╭─ Source data

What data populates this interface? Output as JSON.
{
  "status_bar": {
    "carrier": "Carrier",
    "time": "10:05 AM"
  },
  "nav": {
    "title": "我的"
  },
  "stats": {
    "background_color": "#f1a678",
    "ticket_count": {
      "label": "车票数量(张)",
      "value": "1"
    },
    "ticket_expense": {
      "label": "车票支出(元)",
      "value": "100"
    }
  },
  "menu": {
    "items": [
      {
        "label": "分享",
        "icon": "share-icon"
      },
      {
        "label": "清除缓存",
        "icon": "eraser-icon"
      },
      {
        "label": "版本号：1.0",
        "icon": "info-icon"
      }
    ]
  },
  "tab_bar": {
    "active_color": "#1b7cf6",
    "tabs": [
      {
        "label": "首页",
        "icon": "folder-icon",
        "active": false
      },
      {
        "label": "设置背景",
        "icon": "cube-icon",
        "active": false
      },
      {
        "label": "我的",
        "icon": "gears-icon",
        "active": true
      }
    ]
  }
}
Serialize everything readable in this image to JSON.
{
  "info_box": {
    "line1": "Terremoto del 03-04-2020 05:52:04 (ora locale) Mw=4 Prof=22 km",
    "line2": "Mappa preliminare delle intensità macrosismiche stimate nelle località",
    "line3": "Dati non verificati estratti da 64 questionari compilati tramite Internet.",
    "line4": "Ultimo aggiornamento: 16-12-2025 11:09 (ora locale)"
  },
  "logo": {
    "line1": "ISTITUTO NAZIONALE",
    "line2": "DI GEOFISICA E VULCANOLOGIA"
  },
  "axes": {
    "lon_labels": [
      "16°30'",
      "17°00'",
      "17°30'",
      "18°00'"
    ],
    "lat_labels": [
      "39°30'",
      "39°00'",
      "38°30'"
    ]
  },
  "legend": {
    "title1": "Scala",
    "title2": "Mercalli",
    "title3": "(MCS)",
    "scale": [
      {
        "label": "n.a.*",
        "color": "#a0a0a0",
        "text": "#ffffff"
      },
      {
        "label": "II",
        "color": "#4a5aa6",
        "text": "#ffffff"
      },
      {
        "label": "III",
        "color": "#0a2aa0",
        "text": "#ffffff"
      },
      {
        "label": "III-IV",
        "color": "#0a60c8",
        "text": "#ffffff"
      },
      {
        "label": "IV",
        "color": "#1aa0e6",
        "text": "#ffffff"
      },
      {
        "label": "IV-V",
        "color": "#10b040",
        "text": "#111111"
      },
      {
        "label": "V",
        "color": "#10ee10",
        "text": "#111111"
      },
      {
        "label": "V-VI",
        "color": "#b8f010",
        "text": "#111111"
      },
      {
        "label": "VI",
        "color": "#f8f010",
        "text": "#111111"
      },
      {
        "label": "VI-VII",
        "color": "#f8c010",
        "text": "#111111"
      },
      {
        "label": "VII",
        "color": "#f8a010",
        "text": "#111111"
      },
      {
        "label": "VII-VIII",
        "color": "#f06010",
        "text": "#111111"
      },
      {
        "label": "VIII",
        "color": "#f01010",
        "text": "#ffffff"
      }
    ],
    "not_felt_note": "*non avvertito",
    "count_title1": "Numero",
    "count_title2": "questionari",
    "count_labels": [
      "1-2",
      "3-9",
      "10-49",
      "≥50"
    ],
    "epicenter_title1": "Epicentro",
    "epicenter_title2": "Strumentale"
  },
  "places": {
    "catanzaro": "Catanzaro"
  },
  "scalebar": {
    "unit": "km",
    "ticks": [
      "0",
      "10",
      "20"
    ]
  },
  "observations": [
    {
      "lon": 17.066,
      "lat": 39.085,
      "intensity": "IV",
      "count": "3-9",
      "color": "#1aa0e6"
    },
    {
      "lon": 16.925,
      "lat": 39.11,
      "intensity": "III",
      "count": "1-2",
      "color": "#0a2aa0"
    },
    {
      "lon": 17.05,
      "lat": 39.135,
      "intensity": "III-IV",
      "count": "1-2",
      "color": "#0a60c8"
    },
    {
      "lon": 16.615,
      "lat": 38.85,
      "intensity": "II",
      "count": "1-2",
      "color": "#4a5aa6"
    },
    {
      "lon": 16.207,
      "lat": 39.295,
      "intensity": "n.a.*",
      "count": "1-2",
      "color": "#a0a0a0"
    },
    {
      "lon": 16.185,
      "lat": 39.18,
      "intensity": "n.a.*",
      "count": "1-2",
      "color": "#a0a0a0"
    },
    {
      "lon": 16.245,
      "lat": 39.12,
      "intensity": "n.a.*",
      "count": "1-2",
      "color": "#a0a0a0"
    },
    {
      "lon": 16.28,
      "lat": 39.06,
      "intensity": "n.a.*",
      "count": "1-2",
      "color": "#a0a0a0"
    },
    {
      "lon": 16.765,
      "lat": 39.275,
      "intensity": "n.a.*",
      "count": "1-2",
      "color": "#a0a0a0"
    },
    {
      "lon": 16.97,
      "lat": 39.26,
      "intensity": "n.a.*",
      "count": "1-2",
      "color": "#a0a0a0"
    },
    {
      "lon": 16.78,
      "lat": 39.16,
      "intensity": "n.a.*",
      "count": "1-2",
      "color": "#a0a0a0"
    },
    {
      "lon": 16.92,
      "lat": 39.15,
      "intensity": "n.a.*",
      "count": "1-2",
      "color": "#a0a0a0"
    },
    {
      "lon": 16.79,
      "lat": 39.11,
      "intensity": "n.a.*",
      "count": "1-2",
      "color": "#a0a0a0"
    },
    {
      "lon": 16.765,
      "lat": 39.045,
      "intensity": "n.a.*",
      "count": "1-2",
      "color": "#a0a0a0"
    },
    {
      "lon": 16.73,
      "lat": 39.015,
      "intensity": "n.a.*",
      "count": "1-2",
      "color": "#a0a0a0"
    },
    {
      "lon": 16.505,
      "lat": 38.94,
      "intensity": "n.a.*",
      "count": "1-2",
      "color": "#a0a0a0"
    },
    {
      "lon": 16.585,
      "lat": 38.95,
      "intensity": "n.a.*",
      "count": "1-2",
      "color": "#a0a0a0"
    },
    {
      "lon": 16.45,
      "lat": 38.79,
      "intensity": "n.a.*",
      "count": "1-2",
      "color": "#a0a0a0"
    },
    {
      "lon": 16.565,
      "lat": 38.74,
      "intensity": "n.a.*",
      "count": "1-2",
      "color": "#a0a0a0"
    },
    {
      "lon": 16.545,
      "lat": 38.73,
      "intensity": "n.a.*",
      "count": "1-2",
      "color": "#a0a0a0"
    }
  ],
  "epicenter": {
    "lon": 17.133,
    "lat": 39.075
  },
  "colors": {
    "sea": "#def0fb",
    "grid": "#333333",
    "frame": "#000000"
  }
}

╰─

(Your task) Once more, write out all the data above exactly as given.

(Solution for this problem)
What data populates this interface? Output as JSON.
{
  "status_bar": {
    "carrier": "Carrier",
    "time": "10:05 AM"
  },
  "nav": {
    "title": "我的"
  },
  "stats": {
    "background_color": "#f1a678",
    "ticket_count": {
      "label": "车票数量(张)",
      "value": "1"
    },
    "ticket_expense": {
      "label": "车票支出(元)",
      "value": "100"
    }
  },
  "menu": {
    "items": [
      {
        "label": "分享",
        "icon": "share-icon"
      },
      {
        "label": "清除缓存",
        "icon": "eraser-icon"
      },
      {
        "label": "版本号：1.0",
        "icon": "info-icon"
      }
    ]
  },
  "tab_bar": {
    "active_color": "#1b7cf6",
    "tabs": [
      {
        "label": "首页",
        "icon": "folder-icon",
        "active": false
      },
      {
        "label": "设置背景",
        "icon": "cube-icon",
        "active": false
      },
      {
        "label": "我的",
        "icon": "gears-icon",
        "active": true
      }
    ]
  }
}
Serialize everything readable in this image to JSON.
{
  "info_box": {
    "line1": "Terremoto del 03-04-2020 05:52:04 (ora locale) Mw=4 Prof=22 km",
    "line2": "Mappa preliminare delle intensità macrosismiche stimate nelle località",
    "line3": "Dati non verificati estratti da 64 questionari compilati tramite Internet.",
    "line4": "Ultimo aggiornamento: 16-12-2025 11:09 (ora locale)"
  },
  "logo": {
    "line1": "ISTITUTO NAZIONALE",
    "line2": "DI GEOFISICA E VULCANOLOGIA"
  },
  "axes": {
    "lon_labels": [
      "16°30'",
      "17°00'",
      "17°30'",
      "18°00'"
    ],
    "lat_labels": [
      "39°30'",
      "39°00'",
      "38°30'"
    ]
  },
  "legend": {
    "title1": "Scala",
    "title2": "Mercalli",
    "title3": "(MCS)",
    "scale": [
      {
        "label": "n.a.*",
        "color": "#a0a0a0",
        "text": "#ffffff"
      },
      {
        "label": "II",
        "color": "#4a5aa6",
        "text": "#ffffff"
      },
      {
        "label": "III",
        "color": "#0a2aa0",
        "text": "#ffffff"
      },
      {
        "label": "III-IV",
        "color": "#0a60c8",
        "text": "#ffffff"
      },
      {
        "label": "IV",
        "color": "#1aa0e6",
        "text": "#ffffff"
      },
      {
        "label": "IV-V",
        "color": "#10b040",
        "text": "#111111"
      },
      {
        "label": "V",
        "color": "#10ee10",
        "text": "#111111"
      },
      {
        "label": "V-VI",
        "color": "#b8f010",
        "text": "#111111"
      },
      {
        "label": "VI",
        "color": "#f8f010",
        "text": "#111111"
      },
      {
        "label": "VI-VII",
        "color": "#f8c010",
        "text": "#111111"
      },
      {
        "label": "VII",
        "color": "#f8a010",
        "text": "#111111"
      },
      {
        "label": "VII-VIII",
        "color": "#f06010",
        "text": "#111111"
      },
      {
        "label": "VIII",
        "color": "#f01010",
        "text": "#ffffff"
      }
    ],
    "not_felt_note": "*non avvertito",
    "count_title1": "Numero",
    "count_title2": "questionari",
    "count_labels": [
      "1-2",
      "3-9",
      "10-49",
      "≥50"
    ],
    "epicenter_title1": "Epicentro",
    "epicenter_title2": "Strumentale"
  },
  "places": {
    "catanzaro": "Catanzaro"
  },
  "scalebar": {
    "unit": "km",
    "ticks": [
      "0",
      "10",
      "20"
    ]
  },
  "observations": [
    {
      "lon": 17.066,
      "lat": 39.085,
      "intensity": "IV",
      "count": "3-9",
      "color": "#1aa0e6"
    },
    {
      "lon": 16.925,
      "lat": 39.11,
      "intensity": "III",
      "count": "1-2",
      "color": "#0a2aa0"
    },
    {
      "lon": 17.05,
      "lat": 39.135,
      "intensity": "III-IV",
      "count": "1-2",
      "color": "#0a60c8"
    },
    {
      "lon": 16.615,
      "lat": 38.85,
      "intensity": "II",
      "count": "1-2",
      "color": "#4a5aa6"
    },
    {
      "lon": 16.207,
      "lat": 39.295,
      "intensity": "n.a.*",
      "count": "1-2",
      "color": "#a0a0a0"
    },
    {
      "lon": 16.185,
      "lat": 39.18,
      "intensity": "n.a.*",
      "count": "1-2",
      "color": "#a0a0a0"
    },
    {
      "lon": 16.245,
      "lat": 39.12,
      "intensity": "n.a.*",
      "count": "1-2",
      "color": "#a0a0a0"
    },
    {
      "lon": 16.28,
      "lat": 39.06,
      "intensity": "n.a.*",
      "count": "1-2",
      "color": "#a0a0a0"
    },
    {
      "lon": 16.765,
      "lat": 39.275,
      "intensity": "n.a.*",
      "count": "1-2",
      "color": "#a0a0a0"
    },
    {
      "lon": 16.97,
      "lat": 39.26,
      "intensity": "n.a.*",
      "count": "1-2",
      "color": "#a0a0a0"
    },
    {
      "lon": 16.78,
      "lat": 39.16,
      "intensity": "n.a.*",
      "count": "1-2",
      "color": "#a0a0a0"
    },
    {
      "lon": 16.92,
      "lat": 39.15,
      "intensity": "n.a.*",
      "count": "1-2",
      "color": "#a0a0a0"
    },
    {
      "lon": 16.79,
      "lat": 39.11,
      "intensity": "n.a.*",
      "count": "1-2",
      "color": "#a0a0a0"
    },
    {
      "lon": 16.765,
      "lat": 39.045,
      "intensity": "n.a.*",
      "count": "1-2",
      "color": "#a0a0a0"
    },
    {
      "lon": 16.73,
      "lat": 39.015,
      "intensity": "n.a.*",
      "count": "1-2",
      "color": "#a0a0a0"
    },
    {
      "lon": 16.505,
      "lat": 38.94,
      "intensity": "n.a.*",
      "count": "1-2",
      "color": "#a0a0a0"
    },
    {
      "lon": 16.585,
      "lat": 38.95,
      "intensity": "n.a.*",
      "count": "1-2",
      "color": "#a0a0a0"
    },
    {
      "lon": 16.45,
      "lat": 38.79,
      "intensity": "n.a.*",
      "count": "1-2",
      "color": "#a0a0a0"
    },
    {
      "lon": 16.565,
      "lat": 38.74,
      "intensity": "n.a.*",
      "count": "1-2",
      "color": "#a0a0a0"
    },
    {
      "lon": 16.545,
      "lat": 38.73,
      "intensity": "n.a.*",
      "count": "1-2",
      "color": "#a0a0a0"
    }
  ],
  "epicenter": {
    "lon": 17.133,
    "lat": 39.075
  },
  "colors": {
    "sea": "#def0fb",
    "grid": "#333333",
    "frame": "#000000"
  }
}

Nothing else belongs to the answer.